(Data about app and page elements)
···

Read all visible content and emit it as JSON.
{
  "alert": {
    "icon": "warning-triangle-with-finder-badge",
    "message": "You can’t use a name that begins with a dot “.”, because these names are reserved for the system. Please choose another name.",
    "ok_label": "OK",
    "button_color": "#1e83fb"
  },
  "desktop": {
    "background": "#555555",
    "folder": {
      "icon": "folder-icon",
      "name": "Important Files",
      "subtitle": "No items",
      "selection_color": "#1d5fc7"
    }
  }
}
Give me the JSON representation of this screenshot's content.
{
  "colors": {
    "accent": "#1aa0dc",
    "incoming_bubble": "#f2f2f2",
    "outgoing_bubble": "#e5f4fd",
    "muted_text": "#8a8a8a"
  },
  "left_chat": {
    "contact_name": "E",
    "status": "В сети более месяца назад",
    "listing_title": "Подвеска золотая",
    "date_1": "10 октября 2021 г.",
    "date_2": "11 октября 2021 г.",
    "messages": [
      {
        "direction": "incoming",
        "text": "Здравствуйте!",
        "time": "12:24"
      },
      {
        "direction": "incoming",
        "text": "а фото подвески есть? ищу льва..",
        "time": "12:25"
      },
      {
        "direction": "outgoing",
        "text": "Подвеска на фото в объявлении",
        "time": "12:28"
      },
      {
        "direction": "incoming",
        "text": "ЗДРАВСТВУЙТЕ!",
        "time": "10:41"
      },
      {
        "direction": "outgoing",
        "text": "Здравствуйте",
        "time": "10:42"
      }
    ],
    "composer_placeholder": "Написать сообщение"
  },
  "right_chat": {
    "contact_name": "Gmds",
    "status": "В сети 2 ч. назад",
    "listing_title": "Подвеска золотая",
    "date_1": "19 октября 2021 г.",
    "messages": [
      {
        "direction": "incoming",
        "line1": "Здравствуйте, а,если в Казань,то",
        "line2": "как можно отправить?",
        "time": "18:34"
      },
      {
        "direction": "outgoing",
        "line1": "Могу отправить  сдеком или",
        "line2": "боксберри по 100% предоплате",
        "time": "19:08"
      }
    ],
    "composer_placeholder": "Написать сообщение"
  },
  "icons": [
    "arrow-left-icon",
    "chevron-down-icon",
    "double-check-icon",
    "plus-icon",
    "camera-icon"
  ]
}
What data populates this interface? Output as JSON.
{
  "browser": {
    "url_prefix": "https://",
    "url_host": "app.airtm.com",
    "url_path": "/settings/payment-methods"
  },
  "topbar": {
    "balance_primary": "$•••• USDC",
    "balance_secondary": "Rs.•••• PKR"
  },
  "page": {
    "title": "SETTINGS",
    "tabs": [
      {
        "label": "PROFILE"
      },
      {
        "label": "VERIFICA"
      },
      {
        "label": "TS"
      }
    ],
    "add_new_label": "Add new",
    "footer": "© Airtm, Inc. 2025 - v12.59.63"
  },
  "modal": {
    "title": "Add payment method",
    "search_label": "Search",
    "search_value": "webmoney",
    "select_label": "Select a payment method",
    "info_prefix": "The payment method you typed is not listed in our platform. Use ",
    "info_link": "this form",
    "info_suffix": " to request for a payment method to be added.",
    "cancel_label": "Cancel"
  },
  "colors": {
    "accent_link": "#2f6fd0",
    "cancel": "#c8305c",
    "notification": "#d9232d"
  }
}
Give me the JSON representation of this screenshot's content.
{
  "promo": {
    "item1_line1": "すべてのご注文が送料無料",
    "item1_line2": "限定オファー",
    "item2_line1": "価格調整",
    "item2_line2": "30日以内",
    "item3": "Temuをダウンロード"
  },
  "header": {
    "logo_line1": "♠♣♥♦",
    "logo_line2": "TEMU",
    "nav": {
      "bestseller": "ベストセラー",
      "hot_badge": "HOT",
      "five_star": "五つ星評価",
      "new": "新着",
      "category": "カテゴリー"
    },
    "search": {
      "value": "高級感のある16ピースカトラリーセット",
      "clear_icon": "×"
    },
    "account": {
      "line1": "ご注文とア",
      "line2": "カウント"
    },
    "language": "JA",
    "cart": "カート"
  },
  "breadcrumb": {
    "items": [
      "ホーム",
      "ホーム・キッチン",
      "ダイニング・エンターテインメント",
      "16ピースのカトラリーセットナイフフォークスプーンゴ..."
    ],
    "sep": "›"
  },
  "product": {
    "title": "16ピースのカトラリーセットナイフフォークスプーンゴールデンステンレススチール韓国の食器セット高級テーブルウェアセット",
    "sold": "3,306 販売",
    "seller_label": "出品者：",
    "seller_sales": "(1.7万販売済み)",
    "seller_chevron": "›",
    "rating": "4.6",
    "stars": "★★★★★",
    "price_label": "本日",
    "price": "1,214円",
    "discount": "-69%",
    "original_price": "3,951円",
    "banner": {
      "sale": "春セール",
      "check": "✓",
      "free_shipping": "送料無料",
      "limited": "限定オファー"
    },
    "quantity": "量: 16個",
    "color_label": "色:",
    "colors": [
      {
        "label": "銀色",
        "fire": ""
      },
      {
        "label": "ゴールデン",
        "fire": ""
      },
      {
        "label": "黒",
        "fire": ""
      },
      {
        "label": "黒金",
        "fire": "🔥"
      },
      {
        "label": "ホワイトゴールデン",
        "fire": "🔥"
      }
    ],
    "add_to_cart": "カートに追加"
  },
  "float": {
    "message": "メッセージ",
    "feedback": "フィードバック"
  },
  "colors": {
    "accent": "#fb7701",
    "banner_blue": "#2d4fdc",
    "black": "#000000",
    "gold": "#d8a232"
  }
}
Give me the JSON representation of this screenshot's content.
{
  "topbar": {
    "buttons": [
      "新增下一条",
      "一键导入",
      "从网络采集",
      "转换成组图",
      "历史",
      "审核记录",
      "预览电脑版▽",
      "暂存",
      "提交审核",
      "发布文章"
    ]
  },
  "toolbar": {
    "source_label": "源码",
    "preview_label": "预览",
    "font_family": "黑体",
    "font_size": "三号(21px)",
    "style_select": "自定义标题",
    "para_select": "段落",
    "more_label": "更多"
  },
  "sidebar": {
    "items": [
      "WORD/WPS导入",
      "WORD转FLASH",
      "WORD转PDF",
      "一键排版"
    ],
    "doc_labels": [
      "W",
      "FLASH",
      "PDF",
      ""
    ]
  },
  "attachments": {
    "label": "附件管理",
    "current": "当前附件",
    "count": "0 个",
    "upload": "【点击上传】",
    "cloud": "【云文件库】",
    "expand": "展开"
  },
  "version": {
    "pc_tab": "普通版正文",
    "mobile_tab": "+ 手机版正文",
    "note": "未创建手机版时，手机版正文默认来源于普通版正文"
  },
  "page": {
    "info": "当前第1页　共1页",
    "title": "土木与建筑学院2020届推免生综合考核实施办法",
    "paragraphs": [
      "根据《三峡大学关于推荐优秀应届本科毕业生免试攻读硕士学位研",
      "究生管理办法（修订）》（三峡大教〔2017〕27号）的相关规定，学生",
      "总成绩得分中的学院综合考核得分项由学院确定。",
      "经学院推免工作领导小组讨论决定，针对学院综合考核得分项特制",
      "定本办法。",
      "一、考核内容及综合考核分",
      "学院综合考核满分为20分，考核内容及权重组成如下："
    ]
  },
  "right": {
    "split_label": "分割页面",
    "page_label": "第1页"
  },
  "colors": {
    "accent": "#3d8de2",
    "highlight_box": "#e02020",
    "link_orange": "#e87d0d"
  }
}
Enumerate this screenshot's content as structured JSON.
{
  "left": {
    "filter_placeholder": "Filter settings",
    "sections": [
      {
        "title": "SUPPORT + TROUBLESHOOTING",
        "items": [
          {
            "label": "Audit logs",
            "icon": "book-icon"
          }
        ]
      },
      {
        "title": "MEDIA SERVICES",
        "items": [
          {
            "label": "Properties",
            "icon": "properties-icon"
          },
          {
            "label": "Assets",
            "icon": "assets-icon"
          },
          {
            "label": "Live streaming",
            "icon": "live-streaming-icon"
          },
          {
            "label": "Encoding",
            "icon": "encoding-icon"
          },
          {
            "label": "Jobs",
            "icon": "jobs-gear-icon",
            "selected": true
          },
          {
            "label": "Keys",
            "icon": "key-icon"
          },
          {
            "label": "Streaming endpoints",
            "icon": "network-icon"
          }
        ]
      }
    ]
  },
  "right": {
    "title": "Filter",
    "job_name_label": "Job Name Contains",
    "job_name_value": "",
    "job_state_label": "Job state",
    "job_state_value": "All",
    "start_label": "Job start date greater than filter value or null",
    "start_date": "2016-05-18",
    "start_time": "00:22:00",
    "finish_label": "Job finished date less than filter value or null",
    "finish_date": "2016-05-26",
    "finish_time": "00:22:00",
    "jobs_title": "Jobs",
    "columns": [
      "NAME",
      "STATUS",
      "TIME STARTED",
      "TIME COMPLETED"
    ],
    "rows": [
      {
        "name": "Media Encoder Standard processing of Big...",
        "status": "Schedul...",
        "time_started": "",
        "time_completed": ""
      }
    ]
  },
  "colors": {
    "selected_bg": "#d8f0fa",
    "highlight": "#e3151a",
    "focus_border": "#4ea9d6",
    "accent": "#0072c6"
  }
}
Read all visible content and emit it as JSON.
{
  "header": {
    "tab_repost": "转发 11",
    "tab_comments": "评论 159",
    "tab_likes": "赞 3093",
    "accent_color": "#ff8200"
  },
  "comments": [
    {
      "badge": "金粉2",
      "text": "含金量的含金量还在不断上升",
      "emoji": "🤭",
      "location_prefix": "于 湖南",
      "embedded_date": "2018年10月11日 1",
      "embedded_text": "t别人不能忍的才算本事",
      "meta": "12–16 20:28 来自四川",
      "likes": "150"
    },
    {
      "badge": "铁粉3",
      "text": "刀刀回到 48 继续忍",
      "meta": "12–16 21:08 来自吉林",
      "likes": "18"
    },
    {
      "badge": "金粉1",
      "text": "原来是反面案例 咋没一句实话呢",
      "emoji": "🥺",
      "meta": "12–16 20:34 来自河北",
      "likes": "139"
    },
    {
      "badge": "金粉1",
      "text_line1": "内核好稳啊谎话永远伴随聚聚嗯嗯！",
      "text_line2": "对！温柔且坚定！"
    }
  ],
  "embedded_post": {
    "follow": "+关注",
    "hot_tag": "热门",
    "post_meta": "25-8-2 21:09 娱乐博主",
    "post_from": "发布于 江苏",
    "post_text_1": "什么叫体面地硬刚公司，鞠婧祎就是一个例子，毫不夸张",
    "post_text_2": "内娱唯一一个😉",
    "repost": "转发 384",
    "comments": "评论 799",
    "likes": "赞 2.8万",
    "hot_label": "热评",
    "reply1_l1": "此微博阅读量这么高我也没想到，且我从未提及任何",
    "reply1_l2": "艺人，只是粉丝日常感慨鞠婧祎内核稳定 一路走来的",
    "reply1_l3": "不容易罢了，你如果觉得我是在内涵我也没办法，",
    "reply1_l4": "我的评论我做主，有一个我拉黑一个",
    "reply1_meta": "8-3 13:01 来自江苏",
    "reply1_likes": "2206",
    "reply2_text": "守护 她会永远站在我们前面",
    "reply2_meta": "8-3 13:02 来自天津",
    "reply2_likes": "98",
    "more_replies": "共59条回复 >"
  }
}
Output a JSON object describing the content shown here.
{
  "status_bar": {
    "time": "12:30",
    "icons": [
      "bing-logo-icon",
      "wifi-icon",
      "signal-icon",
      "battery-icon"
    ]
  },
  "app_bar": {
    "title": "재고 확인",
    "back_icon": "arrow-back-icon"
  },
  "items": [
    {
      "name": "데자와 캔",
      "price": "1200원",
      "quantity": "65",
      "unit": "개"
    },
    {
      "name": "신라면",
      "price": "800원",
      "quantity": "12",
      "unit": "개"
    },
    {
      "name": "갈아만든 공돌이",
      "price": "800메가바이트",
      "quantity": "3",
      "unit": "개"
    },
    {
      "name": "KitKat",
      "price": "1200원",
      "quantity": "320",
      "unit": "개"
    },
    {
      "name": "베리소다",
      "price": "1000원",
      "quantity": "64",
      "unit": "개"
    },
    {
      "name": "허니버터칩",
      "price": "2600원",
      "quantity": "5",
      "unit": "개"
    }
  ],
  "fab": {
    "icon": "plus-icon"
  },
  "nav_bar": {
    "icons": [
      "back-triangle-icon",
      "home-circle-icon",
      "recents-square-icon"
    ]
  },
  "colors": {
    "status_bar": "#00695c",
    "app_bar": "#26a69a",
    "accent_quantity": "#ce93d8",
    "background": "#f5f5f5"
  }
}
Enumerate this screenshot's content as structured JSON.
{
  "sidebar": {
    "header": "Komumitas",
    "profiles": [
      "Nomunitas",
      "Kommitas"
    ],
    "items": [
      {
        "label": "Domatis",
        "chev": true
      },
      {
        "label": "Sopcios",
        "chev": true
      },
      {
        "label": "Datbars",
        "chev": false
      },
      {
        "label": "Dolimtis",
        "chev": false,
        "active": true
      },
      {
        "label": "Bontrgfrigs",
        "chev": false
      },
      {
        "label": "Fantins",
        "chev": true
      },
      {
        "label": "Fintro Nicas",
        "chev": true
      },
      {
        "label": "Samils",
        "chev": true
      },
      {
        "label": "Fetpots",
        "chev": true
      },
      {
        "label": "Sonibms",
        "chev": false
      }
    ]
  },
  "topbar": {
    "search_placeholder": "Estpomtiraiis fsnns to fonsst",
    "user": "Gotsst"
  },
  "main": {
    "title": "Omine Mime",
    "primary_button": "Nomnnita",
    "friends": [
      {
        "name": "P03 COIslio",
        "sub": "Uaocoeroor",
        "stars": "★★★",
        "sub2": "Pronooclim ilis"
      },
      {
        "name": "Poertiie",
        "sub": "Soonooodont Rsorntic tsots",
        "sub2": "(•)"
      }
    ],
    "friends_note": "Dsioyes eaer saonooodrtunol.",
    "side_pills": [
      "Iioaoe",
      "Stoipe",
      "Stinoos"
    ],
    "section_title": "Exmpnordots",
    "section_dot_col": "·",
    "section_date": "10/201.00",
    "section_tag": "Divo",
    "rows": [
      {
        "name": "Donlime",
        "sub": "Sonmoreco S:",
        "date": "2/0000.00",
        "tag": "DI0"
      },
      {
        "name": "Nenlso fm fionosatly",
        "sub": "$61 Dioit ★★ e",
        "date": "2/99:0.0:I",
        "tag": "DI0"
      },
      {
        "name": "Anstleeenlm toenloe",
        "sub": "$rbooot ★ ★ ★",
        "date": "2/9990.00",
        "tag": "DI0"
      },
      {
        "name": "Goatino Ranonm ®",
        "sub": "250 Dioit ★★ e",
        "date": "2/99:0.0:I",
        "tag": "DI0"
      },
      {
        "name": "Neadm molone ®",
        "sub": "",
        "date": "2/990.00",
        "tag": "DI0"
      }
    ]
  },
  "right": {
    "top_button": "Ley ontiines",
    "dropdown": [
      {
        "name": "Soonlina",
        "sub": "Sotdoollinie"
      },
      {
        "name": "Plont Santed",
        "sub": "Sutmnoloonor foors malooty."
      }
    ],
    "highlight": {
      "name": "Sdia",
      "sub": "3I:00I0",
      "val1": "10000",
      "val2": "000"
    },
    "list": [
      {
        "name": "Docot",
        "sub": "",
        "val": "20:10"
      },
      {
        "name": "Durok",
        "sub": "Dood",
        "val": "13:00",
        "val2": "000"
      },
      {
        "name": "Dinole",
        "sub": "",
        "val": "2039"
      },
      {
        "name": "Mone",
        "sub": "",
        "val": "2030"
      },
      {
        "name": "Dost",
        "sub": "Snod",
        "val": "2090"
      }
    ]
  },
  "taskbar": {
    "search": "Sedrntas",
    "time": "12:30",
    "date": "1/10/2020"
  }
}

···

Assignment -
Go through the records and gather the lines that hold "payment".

Solution to this exercise -
    "url_path": "/settings/payment-methods"
    "title": "Add payment method",
    "select_label": "Select a payment method",
    "info_prefix": "The payment method you typed is not listed in our platform. Use ",
    "info_suffix": " to request for a payment method to be added.",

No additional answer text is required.